Data records -
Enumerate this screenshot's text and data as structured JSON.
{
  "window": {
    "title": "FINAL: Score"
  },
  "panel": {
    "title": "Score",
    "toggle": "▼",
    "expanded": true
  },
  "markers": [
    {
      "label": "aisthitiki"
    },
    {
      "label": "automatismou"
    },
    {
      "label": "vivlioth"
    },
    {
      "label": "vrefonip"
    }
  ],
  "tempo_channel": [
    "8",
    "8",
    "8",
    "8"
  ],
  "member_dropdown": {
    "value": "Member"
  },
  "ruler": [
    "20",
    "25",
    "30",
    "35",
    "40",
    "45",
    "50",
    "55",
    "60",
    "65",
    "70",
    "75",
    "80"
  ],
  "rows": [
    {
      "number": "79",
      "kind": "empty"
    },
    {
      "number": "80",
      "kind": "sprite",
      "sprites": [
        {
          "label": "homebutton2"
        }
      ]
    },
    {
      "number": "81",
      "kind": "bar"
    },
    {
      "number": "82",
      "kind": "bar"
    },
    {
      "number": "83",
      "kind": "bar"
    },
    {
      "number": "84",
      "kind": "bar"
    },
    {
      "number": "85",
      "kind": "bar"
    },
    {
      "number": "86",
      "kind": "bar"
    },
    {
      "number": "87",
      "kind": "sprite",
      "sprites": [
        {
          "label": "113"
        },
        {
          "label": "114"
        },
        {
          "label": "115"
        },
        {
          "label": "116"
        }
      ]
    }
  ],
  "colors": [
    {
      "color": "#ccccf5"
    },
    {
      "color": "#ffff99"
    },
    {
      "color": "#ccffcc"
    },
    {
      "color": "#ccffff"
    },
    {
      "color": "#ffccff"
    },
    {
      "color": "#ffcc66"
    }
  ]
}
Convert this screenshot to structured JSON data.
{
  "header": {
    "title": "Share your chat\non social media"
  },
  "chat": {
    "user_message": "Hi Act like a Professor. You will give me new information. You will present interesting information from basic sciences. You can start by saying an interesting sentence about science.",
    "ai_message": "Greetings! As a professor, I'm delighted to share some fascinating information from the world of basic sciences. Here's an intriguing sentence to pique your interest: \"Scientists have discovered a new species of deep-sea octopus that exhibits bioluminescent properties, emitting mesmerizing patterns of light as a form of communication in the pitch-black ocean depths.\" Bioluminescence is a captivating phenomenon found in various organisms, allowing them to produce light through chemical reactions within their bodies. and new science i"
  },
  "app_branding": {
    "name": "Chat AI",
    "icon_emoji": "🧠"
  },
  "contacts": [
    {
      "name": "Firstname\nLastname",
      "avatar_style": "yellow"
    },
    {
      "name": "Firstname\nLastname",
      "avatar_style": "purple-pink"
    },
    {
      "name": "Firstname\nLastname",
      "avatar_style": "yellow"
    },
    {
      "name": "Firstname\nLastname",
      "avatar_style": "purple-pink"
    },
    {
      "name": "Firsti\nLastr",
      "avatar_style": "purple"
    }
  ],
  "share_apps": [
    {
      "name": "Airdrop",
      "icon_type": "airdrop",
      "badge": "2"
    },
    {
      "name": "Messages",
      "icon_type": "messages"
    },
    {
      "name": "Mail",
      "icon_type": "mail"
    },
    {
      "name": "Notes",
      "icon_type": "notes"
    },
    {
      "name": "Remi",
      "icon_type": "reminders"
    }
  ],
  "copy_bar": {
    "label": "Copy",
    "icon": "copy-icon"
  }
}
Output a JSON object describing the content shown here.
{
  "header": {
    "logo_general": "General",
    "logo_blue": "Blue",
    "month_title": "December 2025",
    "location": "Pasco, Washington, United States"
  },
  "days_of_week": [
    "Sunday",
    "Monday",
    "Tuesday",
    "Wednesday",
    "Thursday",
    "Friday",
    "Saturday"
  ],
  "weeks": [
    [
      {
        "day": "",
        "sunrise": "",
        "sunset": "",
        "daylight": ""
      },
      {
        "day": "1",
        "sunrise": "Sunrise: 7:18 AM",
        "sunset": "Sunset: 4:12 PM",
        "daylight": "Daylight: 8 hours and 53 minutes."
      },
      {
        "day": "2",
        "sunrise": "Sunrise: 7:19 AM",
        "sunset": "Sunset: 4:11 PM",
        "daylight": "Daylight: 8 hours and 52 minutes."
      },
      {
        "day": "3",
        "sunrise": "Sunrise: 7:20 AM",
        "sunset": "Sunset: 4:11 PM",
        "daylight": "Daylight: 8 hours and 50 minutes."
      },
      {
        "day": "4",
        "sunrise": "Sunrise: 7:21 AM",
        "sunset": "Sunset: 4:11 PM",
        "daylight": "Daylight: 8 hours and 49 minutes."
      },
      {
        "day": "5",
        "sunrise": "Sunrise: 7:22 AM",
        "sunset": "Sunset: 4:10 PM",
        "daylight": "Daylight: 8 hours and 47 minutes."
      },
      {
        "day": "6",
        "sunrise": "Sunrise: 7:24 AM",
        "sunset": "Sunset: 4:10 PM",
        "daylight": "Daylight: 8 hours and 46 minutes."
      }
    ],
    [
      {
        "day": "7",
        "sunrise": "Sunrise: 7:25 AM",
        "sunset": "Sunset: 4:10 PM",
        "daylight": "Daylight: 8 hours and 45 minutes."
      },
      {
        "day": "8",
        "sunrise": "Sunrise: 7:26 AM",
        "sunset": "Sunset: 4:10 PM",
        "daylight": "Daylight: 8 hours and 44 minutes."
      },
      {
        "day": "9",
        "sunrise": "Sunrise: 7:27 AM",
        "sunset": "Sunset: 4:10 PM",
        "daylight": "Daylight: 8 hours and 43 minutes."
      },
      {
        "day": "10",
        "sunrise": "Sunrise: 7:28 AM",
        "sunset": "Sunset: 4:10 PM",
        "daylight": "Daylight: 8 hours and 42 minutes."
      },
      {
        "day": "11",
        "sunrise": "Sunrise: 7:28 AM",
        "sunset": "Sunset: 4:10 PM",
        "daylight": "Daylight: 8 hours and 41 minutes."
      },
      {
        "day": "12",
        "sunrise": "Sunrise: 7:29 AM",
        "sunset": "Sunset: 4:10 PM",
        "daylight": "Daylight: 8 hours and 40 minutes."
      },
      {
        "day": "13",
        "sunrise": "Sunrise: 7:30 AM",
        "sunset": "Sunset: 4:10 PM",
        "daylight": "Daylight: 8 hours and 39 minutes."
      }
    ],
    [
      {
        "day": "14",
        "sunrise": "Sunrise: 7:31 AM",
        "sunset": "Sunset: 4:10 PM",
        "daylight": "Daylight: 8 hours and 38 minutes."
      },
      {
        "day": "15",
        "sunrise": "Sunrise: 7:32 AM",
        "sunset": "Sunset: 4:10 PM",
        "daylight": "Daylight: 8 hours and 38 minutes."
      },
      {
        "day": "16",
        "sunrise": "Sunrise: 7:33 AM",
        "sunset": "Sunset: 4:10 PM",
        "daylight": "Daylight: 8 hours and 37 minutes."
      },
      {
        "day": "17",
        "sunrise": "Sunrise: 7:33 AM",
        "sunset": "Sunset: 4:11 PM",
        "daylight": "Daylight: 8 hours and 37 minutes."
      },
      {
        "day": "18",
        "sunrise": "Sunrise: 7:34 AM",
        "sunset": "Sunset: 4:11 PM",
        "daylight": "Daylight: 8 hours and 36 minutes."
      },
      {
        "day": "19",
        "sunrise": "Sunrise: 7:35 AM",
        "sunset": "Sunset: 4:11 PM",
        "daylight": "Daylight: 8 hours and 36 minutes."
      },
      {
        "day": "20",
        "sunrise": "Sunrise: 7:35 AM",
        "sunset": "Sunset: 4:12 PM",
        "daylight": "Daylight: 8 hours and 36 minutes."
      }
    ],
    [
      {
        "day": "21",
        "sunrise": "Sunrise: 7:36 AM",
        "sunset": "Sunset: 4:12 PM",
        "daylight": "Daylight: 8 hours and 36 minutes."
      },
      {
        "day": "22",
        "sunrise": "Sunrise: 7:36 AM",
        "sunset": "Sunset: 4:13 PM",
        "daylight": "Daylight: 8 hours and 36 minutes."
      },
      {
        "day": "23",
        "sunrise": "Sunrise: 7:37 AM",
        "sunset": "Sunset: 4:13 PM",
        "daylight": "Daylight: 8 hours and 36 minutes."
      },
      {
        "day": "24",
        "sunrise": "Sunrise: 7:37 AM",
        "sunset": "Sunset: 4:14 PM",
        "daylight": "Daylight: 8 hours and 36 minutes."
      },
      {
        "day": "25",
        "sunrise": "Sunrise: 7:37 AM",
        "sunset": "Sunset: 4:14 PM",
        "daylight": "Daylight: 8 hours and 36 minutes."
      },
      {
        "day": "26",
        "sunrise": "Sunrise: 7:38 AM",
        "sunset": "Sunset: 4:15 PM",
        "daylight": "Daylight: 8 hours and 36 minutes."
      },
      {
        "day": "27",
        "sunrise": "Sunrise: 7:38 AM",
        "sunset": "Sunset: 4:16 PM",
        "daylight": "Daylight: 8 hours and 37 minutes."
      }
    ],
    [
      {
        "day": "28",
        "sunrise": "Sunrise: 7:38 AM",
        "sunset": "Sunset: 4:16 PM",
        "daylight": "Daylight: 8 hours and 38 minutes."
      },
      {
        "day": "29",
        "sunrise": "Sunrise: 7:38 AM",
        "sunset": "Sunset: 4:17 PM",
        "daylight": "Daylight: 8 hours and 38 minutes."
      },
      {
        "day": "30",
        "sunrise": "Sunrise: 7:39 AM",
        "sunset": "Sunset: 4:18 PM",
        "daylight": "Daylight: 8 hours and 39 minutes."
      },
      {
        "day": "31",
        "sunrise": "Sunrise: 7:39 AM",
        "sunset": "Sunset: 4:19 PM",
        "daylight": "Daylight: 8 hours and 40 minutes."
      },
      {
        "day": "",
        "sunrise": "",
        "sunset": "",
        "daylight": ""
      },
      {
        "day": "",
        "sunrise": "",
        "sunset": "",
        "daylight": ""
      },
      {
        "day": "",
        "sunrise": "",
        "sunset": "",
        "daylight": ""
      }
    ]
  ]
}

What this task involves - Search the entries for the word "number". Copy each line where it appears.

Answer to this exercise -
      "number": "79",
      "number": "80",
      "number": "81",
      "number": "82",
      "number": "83",
      "number": "84",
      "number": "85",
      "number": "86",
      "number": "87",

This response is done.